Mattot-Massei: A Sojourn in Germany

By: Rabbi Jay Kelman |

“And these are the travels of the children of Israel”. We know little of many of the places the Jewish people encamped during their stay in the desert; the fact that Jews once lived in these places makes them worthy of mention in the Torah. Much of the parshiot of Mattot and Massei (and sefer Bamidbar, for that matter) deals with the issue of one’s place of abode.

It is here, in this week’s parshiot, that the tribes of Reuven and Gad ask to be allowed to live on the “other” side of the Jordan; here that the obligation of one guilty of manslaughter to move to a designated city is recorded; here that the borders of the land of Israel are given. Even the laws that open our Torah reading, the rules for annulling the vows of a young lady, are dependent on whether she is still living in her father’s home.

Sefer Bamidbar itself begins with the journey from Egypt to Israel, and (quite unexpectedly) ends with a recounting of the story of the daughters of Zelofchad, who so desired to live on their own land in Israel.

The Talmud notes that people have a natural love for their homeland—something that goes a long way towards explaining why so few from the west make aliyah, and making the mitzvah that much more powerful for those who do.

We have just completed a most wonderful journey through Jewish history in Italy. We are accustomed to speaking of Ashkenazic and Sephardic Jews, but as the oldest Jewish community in the Diaspora, Italian Jewry has developed its own customs. They have their own, completely unique culture and history, one with which few are familiar.

As I write this, I am sitting in my hotel room in Frankfurt, Germany, just before Shabbat. The idea of spending a Shabbat in Germany, the country that perpetrated the greatest of evils, is on the one hand unsettling; yet on the other, tremendously meaningful.
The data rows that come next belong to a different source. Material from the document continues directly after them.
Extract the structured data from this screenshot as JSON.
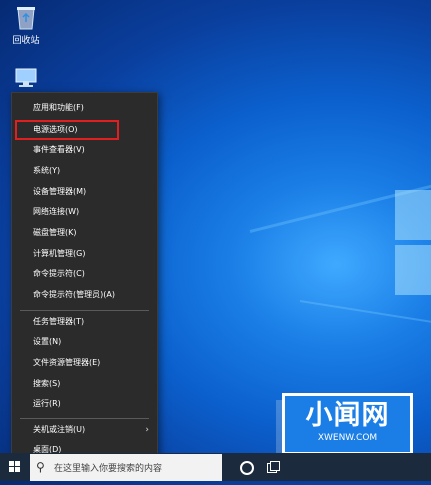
{
  "desktop": {
    "recycle_bin_label": "回收站",
    "colors": {
      "menu_bg": "#2b2b2b",
      "highlight": "#e02020",
      "taskbar": "#1c2a3e"
    }
  },
  "menu": {
    "items": [
      {
        "label": "应用和功能(F)"
      },
      {
        "label": "电源选项(O)",
        "highlighted": true
      },
      {
        "label": "事件查看器(V)"
      },
      {
        "label": "系统(Y)"
      },
      {
        "label": "设备管理器(M)"
      },
      {
        "label": "网络连接(W)"
      },
      {
        "label": "磁盘管理(K)"
      },
      {
        "label": "计算机管理(G)"
      },
      {
        "label": "命令提示符(C)"
      },
      {
        "label": "命令提示符(管理员)(A)"
      },
      {
        "label": "任务管理器(T)"
      },
      {
        "label": "设置(N)"
      },
      {
        "label": "文件资源管理器(E)"
      },
      {
        "label": "搜索(S)"
      },
      {
        "label": "运行(R)"
      },
      {
        "label": "关机或注销(U)",
        "submenu": true
      },
      {
        "label": "桌面(D)"
      }
    ]
  },
  "taskbar": {
    "search_placeholder": "在这里输入你要搜索的内容",
    "icons": [
      "windows-start-icon",
      "search-icon",
      "cortana-icon",
      "task-view-icon"
    ]
  },
  "watermark": {
    "title": "小闻网",
    "subtitle": "XWENW.COM"
  }
}
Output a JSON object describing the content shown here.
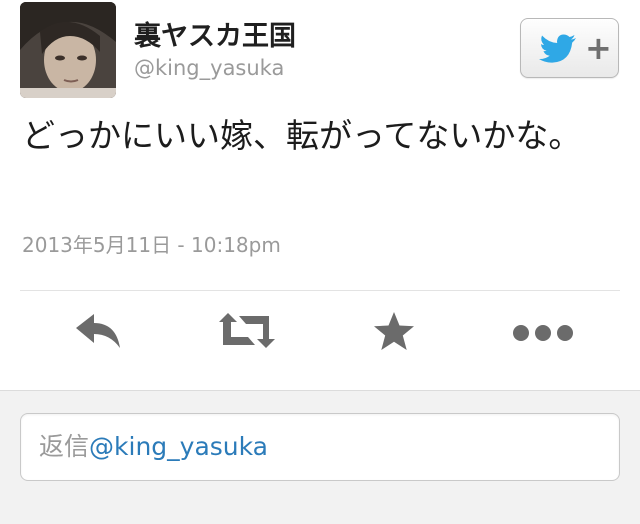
{
  "tweet": {
    "display_name": "裏ヤスカ王国",
    "screen_name": "@king_yasuka",
    "text": "どっかにいい嫁、転がってないかな。",
    "timestamp": "2013年5月11日 - 10:18pm"
  },
  "follow_button": {
    "icon": "twitter-bird-icon",
    "plus_label": "+",
    "accent": "#2fa8e6"
  },
  "actions": [
    {
      "icon": "reply-icon"
    },
    {
      "icon": "retweet-icon"
    },
    {
      "icon": "favorite-star-icon"
    },
    {
      "icon": "more-icon"
    }
  ],
  "reply_box": {
    "prefix": "返信",
    "mention": "@king_yasuka",
    "mention_color": "#2b7bb9"
  }
}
Since the Holocaust, few (if any) countries have confronted their past as much as Germany has. Many other countries that do not evoke the same emotional reaction have yet to do so. There are several other European countries that exhibit much greater anti-Semitism than Germany does. Germany and Israel have developed close ties, and the economic benefits flowing from Germany to Israel and the Jewish people have been enormous. And as the Torah notes, we must not punish the sons for the sins of the fathers. Today, Germany has a growing Jewish population—one of the few (perhaps the only) Diaspora communities that can make such a claim.

Yet when I got off the plane and heard people speaking German as I moved through the airport and checked into our hotel yesterday, I felt a bit queasy. I could think only about what this country did to our people and the world. Being here was hard, despite the fact that, with my ancestors arriving in America in the early 20th century, my immediate family was almost untouched by the horrors of the Holocaust.

Today, I spent the day immersed in Jewish history, walking around with only a kippa on my head. Standing at the graves of such luminaries as Rabbeinu Gershom, the Mahram of Rotenburg (and the one who redeemed his body from captivity), the Maharil, the Chovot Yair, the P’nei Yehoshua, Rav Pinchas Horowitz, Rav Natan Adler, Rav Shimshon Raphael Hirsch, and many others was truly inspiring. While many may not be familiar with every name, nor their enormous contributions to Judaism, it suffices to say that world Jewry—especially Ashkenazic Jewry—was molded by these giants.

There is much blood that flows from Germany. Yet our glorious past gives us so much inspiration, and makes me feel blessed to be part of this great people.

Our ancestors wandered aimlessly for 40 years, spending time in 42 different places. Yet sefer Devarim, which is always read on the Shabbat before Tisha B’Av, details the preparations for entry into the land of Israel.

We have wandered from place to place, covering the four corners of the globe. We have had golden ages and periods of peace, but also pogroms, persecution, and death. We are the children of those who came before us; and for reasons that we cannot understand, our generation has been blessed with the opportunity to return home. Thankfully, many of us have. And I—and others like me, who have not yet returned—still reap the tremendous benefits of having a state. Unlike the tribes of Reuven and Gad, we have settled in the Diaspora without first helping to conquer the land.

May the Jewish people build a home that reflects the glories of our past, but is blessed with blessing of peace.